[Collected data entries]
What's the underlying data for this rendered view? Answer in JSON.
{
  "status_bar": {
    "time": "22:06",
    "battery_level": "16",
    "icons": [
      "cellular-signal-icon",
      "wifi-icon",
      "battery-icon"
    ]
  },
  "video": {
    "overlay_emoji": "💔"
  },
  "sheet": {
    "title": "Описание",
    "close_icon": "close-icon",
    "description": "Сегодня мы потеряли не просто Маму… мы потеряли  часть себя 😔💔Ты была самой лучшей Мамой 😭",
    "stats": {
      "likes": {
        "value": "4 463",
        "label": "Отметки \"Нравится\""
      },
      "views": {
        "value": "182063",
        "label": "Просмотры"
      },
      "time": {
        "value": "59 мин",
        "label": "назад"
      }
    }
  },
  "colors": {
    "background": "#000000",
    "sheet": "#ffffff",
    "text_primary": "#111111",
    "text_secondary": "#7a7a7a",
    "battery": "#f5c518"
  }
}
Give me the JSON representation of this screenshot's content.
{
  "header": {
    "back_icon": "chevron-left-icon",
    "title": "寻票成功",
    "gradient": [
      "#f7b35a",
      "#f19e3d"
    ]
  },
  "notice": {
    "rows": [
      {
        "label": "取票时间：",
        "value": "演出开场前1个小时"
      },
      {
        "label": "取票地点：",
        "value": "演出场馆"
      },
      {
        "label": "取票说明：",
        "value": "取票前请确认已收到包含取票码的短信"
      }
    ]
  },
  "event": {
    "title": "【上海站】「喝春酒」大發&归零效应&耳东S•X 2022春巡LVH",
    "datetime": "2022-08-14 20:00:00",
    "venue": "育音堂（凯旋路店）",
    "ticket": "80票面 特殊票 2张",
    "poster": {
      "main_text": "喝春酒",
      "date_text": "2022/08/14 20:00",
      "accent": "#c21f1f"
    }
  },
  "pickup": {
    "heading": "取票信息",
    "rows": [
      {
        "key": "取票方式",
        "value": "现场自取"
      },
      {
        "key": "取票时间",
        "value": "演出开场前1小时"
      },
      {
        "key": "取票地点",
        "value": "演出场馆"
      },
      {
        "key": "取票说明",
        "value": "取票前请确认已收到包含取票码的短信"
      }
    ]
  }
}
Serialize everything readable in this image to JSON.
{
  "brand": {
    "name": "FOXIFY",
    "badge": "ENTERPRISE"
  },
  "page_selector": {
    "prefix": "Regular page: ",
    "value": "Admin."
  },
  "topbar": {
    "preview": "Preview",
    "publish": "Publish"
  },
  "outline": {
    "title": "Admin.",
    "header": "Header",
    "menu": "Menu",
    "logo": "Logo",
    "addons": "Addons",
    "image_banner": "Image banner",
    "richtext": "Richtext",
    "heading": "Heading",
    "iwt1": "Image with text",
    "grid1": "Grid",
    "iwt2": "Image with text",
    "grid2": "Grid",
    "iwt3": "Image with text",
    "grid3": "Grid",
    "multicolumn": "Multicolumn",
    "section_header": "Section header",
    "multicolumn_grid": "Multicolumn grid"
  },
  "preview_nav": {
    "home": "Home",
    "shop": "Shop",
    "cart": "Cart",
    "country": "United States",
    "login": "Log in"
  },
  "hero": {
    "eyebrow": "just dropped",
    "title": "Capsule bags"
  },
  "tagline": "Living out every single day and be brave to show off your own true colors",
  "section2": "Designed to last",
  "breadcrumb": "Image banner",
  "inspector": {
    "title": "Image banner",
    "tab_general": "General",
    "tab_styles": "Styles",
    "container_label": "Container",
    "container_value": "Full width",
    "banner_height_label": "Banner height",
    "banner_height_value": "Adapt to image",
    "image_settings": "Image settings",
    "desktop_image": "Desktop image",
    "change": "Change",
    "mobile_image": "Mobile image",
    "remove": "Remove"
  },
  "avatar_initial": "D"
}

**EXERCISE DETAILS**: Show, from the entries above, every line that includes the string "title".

**WRITTEN SOLUTION**:
    "title": "Описание",
    "title": "寻票成功",
    "title": "【上海站】「喝春酒」大發&归零效应&耳东S•X 2022春巡LVH",
    "title": "Admin.",
    "title": "Capsule bags"
    "title": "Image banner",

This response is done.